Extracted information
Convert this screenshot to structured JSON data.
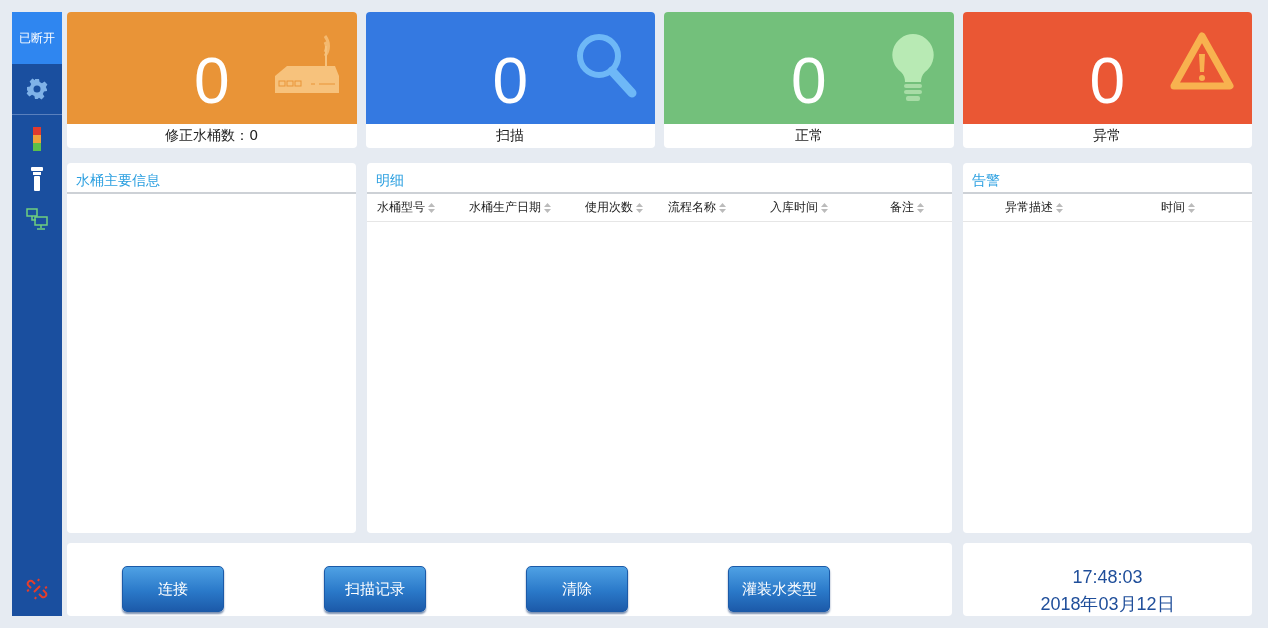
{
  "sidebar": {
    "status": {
      "label": "已断开",
      "selected": true
    },
    "items": [
      {
        "kind": "settings",
        "selected": false
      },
      {
        "kind": "signal-light",
        "selected": false
      },
      {
        "kind": "tower-lamp",
        "selected": false
      },
      {
        "kind": "network",
        "selected": false
      }
    ],
    "footer_icon": {
      "kind": "unlink"
    }
  },
  "stats": [
    {
      "value": "0",
      "label": "修正水桶数：0",
      "color": "#e99437",
      "kind": "router"
    },
    {
      "value": "0",
      "label": "扫描",
      "color": "#3479e1",
      "kind": "search"
    },
    {
      "value": "0",
      "label": "正常",
      "color": "#73c07b",
      "kind": "bulb"
    },
    {
      "value": "0",
      "label": "异常",
      "color": "#ea5734",
      "kind": "warning"
    }
  ],
  "info_panel": {
    "title": "水桶主要信息"
  },
  "detail_panel": {
    "title": "明细",
    "columns": [
      "水桶型号",
      "水桶生产日期",
      "使用次数",
      "流程名称",
      "入库时间",
      "备注"
    ]
  },
  "alarm_panel": {
    "title": "告警",
    "columns": [
      "异常描述",
      "时间"
    ]
  },
  "buttons": [
    "连接",
    "扫描记录",
    "清除",
    "灌装水类型"
  ],
  "clock": {
    "time": "17:48:03",
    "date": "2018年03月12日"
  }
}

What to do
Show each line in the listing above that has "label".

Result of this exercise
      "label": "已断开",
      "label": "修正水桶数：0",
      "label": "扫描",
      "label": "正常",
      "label": "异常",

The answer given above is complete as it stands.